* EXERCISE DESCRIPTION *
If a line below includes the string "新加坡国立大学", copy it.

* RECORDS FOR THE TASK *
◆ ◆ ◆ ◆ ◆ ◆ ◆

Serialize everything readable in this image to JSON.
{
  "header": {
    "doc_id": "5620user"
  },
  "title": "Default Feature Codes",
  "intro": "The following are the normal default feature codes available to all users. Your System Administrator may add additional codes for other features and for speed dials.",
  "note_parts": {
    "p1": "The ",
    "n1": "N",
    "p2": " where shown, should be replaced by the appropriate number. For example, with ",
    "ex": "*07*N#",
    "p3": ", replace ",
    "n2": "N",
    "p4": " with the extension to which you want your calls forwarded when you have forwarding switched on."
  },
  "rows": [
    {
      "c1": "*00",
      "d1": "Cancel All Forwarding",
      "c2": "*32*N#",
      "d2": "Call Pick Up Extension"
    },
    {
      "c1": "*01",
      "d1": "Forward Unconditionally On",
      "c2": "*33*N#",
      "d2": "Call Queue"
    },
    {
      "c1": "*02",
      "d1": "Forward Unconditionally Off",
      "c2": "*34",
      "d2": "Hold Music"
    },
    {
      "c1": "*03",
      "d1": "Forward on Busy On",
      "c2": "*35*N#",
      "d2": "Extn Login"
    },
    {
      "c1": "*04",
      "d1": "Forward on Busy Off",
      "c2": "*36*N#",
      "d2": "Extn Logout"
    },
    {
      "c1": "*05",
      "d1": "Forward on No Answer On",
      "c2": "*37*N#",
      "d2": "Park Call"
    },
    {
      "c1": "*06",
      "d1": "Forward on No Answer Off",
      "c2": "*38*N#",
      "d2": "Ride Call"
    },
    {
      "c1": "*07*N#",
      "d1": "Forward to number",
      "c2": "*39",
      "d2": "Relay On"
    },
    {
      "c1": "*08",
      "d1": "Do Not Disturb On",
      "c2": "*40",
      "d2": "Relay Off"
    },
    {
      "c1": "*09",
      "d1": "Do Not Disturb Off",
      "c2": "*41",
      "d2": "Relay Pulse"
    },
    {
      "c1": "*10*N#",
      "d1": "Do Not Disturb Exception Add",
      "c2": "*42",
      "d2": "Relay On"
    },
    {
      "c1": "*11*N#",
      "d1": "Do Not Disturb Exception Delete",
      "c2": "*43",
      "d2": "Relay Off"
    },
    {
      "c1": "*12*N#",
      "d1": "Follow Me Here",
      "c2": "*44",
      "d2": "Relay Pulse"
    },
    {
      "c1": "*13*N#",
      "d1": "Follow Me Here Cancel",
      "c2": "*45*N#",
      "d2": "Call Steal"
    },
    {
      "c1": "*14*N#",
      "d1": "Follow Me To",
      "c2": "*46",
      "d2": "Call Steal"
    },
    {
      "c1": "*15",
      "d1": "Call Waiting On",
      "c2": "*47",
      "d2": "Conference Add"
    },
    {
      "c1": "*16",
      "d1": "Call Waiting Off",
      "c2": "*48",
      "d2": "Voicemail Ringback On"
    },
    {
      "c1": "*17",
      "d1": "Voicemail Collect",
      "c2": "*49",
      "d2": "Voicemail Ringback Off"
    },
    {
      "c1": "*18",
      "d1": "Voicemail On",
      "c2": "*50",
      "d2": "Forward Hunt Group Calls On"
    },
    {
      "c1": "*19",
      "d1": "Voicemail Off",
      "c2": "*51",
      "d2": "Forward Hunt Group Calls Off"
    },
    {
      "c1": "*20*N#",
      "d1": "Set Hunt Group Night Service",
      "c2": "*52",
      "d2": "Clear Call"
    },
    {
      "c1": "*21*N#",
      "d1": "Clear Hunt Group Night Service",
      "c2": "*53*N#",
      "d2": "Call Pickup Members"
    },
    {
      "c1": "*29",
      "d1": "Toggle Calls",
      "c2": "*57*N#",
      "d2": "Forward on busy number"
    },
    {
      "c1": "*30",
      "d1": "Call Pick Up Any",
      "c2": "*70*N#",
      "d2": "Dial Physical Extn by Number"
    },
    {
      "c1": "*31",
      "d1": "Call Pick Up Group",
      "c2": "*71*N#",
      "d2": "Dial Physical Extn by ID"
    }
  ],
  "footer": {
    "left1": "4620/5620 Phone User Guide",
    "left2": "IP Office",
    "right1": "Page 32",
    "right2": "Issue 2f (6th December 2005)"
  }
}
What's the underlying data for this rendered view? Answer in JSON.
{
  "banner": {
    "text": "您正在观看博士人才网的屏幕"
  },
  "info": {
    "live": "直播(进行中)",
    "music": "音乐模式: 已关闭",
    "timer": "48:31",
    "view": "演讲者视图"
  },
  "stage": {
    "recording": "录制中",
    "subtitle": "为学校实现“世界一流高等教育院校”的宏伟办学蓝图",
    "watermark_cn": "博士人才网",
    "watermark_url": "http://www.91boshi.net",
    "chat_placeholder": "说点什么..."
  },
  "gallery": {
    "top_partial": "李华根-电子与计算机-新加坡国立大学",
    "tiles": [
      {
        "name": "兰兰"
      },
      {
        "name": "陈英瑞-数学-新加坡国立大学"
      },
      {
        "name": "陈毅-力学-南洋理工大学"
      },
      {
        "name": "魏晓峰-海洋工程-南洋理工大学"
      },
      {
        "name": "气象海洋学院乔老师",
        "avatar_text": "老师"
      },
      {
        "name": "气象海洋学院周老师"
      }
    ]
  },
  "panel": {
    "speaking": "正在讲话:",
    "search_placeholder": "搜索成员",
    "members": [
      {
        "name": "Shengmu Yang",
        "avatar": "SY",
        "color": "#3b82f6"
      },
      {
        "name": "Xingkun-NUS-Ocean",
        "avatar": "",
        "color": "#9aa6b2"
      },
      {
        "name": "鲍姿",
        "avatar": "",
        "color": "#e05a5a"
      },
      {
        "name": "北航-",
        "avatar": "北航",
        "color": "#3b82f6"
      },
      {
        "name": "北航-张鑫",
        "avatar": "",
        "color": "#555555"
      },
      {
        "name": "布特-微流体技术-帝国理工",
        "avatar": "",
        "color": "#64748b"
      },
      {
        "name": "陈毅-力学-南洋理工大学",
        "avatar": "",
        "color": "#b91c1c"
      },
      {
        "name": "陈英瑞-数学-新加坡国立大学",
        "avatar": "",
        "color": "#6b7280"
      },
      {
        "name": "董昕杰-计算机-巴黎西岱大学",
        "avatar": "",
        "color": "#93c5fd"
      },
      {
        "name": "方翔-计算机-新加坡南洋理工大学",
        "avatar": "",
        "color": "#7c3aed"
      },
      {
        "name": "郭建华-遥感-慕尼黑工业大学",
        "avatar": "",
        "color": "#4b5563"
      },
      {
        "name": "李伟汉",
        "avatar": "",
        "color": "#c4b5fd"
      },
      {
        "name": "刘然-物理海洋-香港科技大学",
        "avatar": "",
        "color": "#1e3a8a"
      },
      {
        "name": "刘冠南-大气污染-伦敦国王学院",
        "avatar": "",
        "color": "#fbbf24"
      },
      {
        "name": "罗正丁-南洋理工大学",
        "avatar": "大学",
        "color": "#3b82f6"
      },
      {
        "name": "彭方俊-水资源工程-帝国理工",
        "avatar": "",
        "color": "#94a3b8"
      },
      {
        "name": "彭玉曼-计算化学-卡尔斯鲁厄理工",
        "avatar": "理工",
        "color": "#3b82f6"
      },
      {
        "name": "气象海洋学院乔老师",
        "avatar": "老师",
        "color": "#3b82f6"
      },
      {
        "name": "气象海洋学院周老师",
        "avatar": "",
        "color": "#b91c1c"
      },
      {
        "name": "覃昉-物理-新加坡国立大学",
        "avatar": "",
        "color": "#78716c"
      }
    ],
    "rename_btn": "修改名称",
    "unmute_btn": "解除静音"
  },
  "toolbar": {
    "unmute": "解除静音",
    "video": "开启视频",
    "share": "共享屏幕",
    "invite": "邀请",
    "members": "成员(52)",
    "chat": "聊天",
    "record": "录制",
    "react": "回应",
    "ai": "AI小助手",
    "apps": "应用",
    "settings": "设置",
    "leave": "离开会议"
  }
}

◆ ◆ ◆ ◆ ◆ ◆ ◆

* SOLUTION FOR THIS TASK *
    "top_partial": "李华根-电子与计算机-新加坡国立大学",
        "name": "陈英瑞-数学-新加坡国立大学"
        "name": "陈英瑞-数学-新加坡国立大学",
        "name": "覃昉-物理-新加坡国立大学",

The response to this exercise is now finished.